Acrylic: Man-made fiber with wool-like appearance. Does not dye as well as nylon and is less durable. Hand-tufted acrylic rugs in accent sizes have been introduced in the U.S. during the past five years. Rugs over 20 sq. ft.
BCF: Bulked continuous filament yarns are synthetic yarns processed by a mechanical means to fluff them out before tufting or weaving
Continuous Filament: Nylon or polypropylene yarn made in one long strand that can be tufted or woven without the need for further processing.
Faux silk: "False silk" is usually a synthetic, such as polyester, or cellulosic fiber such as viscose/rayon. Mercerized cotton is also used as a silk look-alike. Also called art silk, faux silk is usually used as small accents or in a short, dense pile constructions.
Heatset: Twisted yarns are treated with heat to retain their "permanent wave" for better performance and appearance retention.
Nylon: Durable synthetic fiber which also has good dyeing characteristics. Nylon yarns can be solution dyed, skein dyed and/or space dyed
Polyester: Synthetic fiber most often used in staple spun yarns.
Polypropylene/Olefin: Synthetic fiber used extensively in machine made rugs. This low-cost fiber is colored in the pellet phase of production. Performs best when heatset and/or used in a dense construction.
Solution Dyed: A method of dyeing synthetic fiber in which pigment is added to the nylon or polypropylene chip before it is extruded as filament yarn.
Space Dyed: Yarn colored in sections of different colors before being tufted or woven into a rug. Abrash effects can be created with space dyed yarns. Space dyeing is frequently applied to nylon fibers.
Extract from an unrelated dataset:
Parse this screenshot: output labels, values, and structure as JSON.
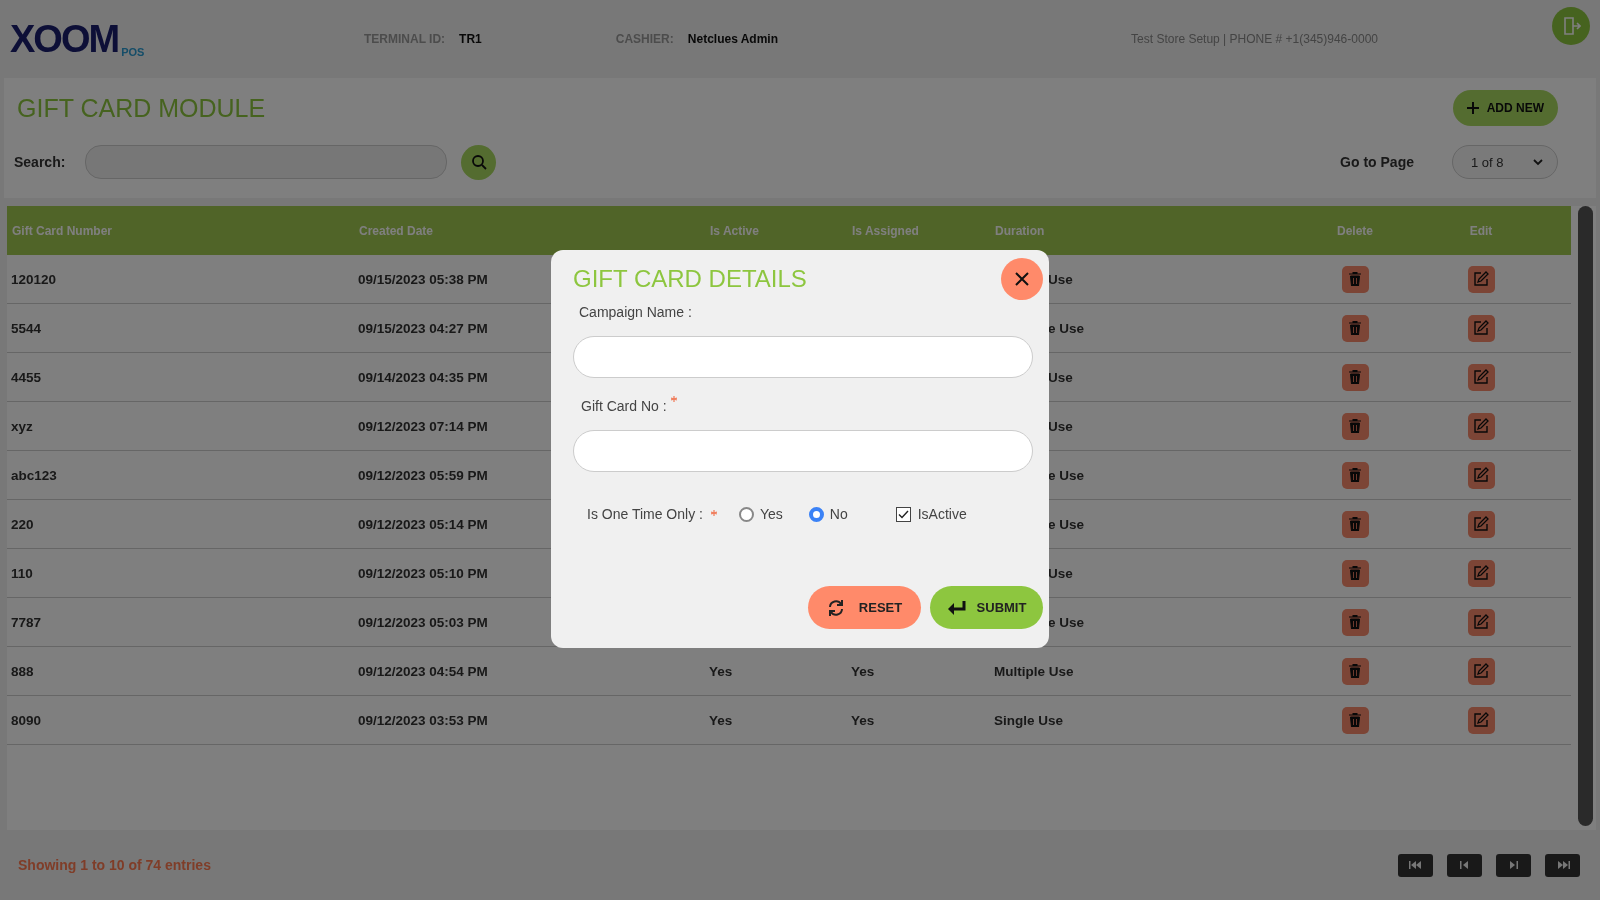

Wool: There are many grades of wool. Long staple wool from New Zealand or France is considered to be most effective pill for rug manufacturing.
Worsted: An extra step in wool processing that combs out shorter fibers resulting in durable and lustrous yarns.
Why Is Color Important?
Area rugs accent a room's color palette or wall design, or even set the entire mood, character, or period of the room. Perhaps you want to rejuvenate or add color to a favorite room. Or you've been looking for a way to incorporate artistic expression to your
home. Or you'd like to warm the cold tile in your bathroom. Or maybe you would just like to add softness to a hard floor or extra flair to the carpet in a busy hallway.
Area Rugs come in a variety of sizes and shapes. Choosing the right size rug for your room and function may be a compromise, based on standard area rug sizes. The most common sizes tend to be 4’ by 6’ and 6’ by 9’. These are often used under a coffee table, for example. Dining rooms often use 8’ by 10’ rugs, and a 9’ by 12’ will usually look well in a average-size living room. Smaller area and “scatter” rugs can be ideal for use in small spaces or at hearthside, bed-side or in front of a kitchen sink; perhaps where a splash of color is wanted.
Follow closely the cleaning instructions for your rug to obtain best wear performance. Do not use a vacuum cleaner beater bar when cleaning fringe or long-fiber rugs. Have all rugs cleaned annually. Turn rugs 180° in the room periodically to equalize wear and sun exposure.